EXTRACTED DATA Block Start
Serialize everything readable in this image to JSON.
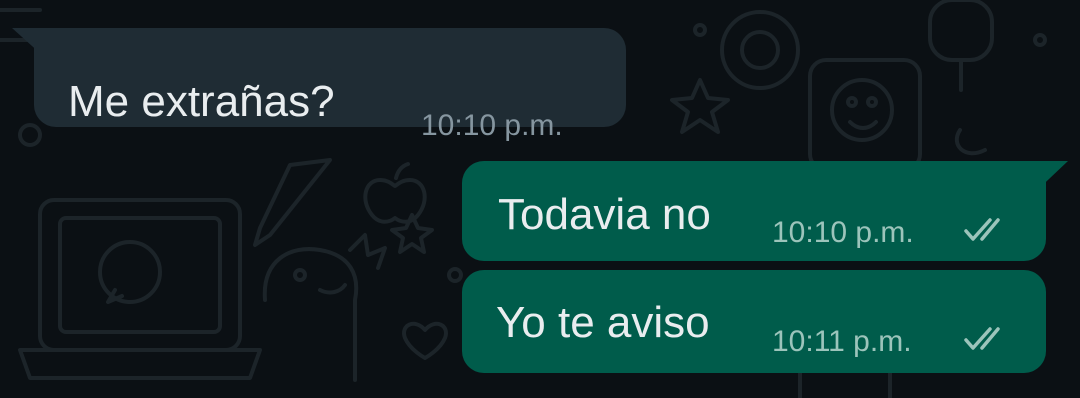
{
  "messages": [
    {
      "direction": "incoming",
      "text": "Me extrañas?",
      "time": "10:10 p.m."
    },
    {
      "direction": "outgoing",
      "text": "Todavia no",
      "time": "10:10 p.m.",
      "status": "read-double-check-icon"
    },
    {
      "direction": "outgoing",
      "text": "Yo te aviso",
      "time": "10:11 p.m.",
      "status": "read-double-check-icon"
    }
  ],
  "colors": {
    "background": "#0b1014",
    "incoming_bubble": "#1f2c34",
    "outgoing_bubble": "#005c4b",
    "message_text": "#e9edef",
    "incoming_time": "#8696a0",
    "outgoing_time": "#9cc4bb",
    "doodle": "#1a2126"
  }
}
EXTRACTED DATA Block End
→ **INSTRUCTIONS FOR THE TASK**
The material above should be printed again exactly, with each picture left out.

→ **RESPONSE TO THIS TASK**
Serialize everything readable in this image to JSON.
{
  "messages": [
    {
      "direction": "incoming",
      "text": "Me extrañas?",
      "time": "10:10 p.m."
    },
    {
      "direction": "outgoing",
      "text": "Todavia no",
      "time": "10:10 p.m.",
      "status": "read-double-check-icon"
    },
    {
      "direction": "outgoing",
      "text": "Yo te aviso",
      "time": "10:11 p.m.",
      "status": "read-double-check-icon"
    }
  ],
  "colors": {
    "background": "#0b1014",
    "incoming_bubble": "#1f2c34",
    "outgoing_bubble": "#005c4b",
    "message_text": "#e9edef",
    "incoming_time": "#8696a0",
    "outgoing_time": "#9cc4bb",
    "doodle": "#1a2126"
  }
}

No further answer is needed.